■ **Materials provided**:
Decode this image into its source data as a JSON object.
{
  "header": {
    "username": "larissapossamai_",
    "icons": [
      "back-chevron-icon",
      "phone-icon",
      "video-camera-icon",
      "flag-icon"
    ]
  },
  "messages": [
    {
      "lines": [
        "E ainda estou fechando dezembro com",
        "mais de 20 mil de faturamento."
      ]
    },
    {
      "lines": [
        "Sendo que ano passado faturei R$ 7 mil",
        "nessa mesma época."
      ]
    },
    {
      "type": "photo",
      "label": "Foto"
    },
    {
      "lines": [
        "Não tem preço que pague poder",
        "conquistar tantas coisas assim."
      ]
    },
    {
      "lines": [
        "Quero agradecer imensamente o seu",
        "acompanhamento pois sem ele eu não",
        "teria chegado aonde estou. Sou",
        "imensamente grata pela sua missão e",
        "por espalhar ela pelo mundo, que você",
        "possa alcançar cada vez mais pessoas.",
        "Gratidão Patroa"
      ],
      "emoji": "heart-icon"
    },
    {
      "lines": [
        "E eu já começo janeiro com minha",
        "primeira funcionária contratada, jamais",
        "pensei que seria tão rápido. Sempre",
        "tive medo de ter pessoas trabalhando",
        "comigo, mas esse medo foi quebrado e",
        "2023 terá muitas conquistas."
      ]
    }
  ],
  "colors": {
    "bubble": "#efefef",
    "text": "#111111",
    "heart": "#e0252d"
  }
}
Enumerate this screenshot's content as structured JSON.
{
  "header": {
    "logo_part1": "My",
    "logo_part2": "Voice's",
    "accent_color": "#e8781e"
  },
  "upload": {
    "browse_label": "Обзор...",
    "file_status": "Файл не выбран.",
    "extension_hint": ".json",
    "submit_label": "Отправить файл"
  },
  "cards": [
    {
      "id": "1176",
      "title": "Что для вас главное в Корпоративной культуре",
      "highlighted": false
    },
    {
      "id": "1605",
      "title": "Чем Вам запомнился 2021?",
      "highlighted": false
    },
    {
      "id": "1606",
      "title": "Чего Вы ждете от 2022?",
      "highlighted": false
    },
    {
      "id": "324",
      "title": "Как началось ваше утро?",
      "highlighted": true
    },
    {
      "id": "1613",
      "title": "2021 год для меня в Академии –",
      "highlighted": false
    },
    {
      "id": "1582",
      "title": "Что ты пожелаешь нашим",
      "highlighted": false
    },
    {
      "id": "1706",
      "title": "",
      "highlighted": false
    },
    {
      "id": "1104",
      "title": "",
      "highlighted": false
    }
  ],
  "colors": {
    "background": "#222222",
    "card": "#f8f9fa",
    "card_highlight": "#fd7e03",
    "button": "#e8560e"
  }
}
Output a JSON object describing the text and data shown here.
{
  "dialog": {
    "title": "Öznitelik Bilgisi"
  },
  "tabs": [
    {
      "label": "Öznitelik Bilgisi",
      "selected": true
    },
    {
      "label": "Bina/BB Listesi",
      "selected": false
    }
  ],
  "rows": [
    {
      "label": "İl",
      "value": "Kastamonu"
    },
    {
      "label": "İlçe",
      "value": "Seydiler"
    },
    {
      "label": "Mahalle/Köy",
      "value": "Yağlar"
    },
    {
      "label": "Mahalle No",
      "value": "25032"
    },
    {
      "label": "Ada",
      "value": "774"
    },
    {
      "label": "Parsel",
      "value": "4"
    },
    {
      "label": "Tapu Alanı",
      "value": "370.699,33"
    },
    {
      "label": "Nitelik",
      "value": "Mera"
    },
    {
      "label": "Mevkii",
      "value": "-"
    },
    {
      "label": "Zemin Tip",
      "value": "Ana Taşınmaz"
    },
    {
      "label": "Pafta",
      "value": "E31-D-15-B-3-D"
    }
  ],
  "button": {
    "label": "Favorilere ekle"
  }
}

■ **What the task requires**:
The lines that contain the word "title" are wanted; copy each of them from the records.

■ **Answer**:
      "title": "Что для вас главное в Корпоративной культуре",
      "title": "Чем Вам запомнился 2021?",
      "title": "Чего Вы ждете от 2022?",
      "title": "Как началось ваше утро?",
      "title": "2021 год для меня в Академии –",
      "title": "Что ты пожелаешь нашим",
      "title": "",
      "title": "",
    "title": "Öznitelik Bilgisi"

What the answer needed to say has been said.